"But I don’t give a fuck I’mma make my snaps
If not from the records, from jacking or craps
Just like burglary, the definition is jacking
And when illegally armed it’s called packing."
There is nothing overtly difficult or unique here about rhyming 'jacking' with 'packing,' but Ren still relays his lifestyle with accuracy.
Rap’s progression was imminent, just as it is in any other field. New inventions are made, evolution happens, and what was once tradition or standard soon becomes, to borrow a term directly from hip-hop, "old school." For the constant re-invention and evolution of the genre, we need inventive MCs to be at the helm, MCs who do not limit themselves to any sort of "standard." Kanye West is the master of invention, and reinvention. His sound has been remodeled (and progressed) from album to album, constantly keeping himself ahead of the curve. In terms of lyrics, Kanye isn’t known for overtly poetic bars, but that’s not necessarily what poetic license is about. Kanye isn’t afraid to stray from the set of rules that make up the English language in order to complete a rhyme scheme. When Yeezy wants to rhyme 'collagen' with 'apologizing' he just makes a new form of the word, re: "Can’t Tell Me Nothing."
"Don’t ever fix your lips like collagen
and say something when you gon’ end up apologing,"
This make the listener laugh, because it’s so obviously not a word, but, at the same time, Kanye clearly gets his point across-- it’s not like we’re left scratching our heads wondering what he’s trying to say, or why he didn’t say "apologizing." Our brain adjusts and comprehends, and we enjoy the bar that much more because it’s unusual.
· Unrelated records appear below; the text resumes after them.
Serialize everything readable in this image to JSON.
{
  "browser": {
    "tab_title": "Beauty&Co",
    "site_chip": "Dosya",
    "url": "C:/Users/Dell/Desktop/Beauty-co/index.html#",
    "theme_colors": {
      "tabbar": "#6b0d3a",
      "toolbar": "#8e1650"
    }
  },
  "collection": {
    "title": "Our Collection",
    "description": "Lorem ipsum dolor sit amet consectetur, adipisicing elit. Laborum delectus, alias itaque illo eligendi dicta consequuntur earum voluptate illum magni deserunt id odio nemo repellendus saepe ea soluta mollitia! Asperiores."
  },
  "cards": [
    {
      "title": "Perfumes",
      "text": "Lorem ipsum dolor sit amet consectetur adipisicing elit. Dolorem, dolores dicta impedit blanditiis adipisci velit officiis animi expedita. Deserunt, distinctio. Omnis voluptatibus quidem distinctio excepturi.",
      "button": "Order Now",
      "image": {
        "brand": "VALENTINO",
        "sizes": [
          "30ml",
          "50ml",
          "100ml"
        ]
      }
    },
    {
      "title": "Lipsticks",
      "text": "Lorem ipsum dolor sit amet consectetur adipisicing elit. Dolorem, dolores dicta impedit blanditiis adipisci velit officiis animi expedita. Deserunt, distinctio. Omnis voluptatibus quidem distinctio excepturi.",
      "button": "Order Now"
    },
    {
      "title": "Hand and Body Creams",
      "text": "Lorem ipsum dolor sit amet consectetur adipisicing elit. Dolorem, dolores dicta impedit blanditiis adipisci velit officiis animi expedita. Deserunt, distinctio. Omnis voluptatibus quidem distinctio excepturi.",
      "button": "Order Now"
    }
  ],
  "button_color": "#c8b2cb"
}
Great writers won’t let you dwell on a mispronunciation or a deviation from the rules. They get away with it.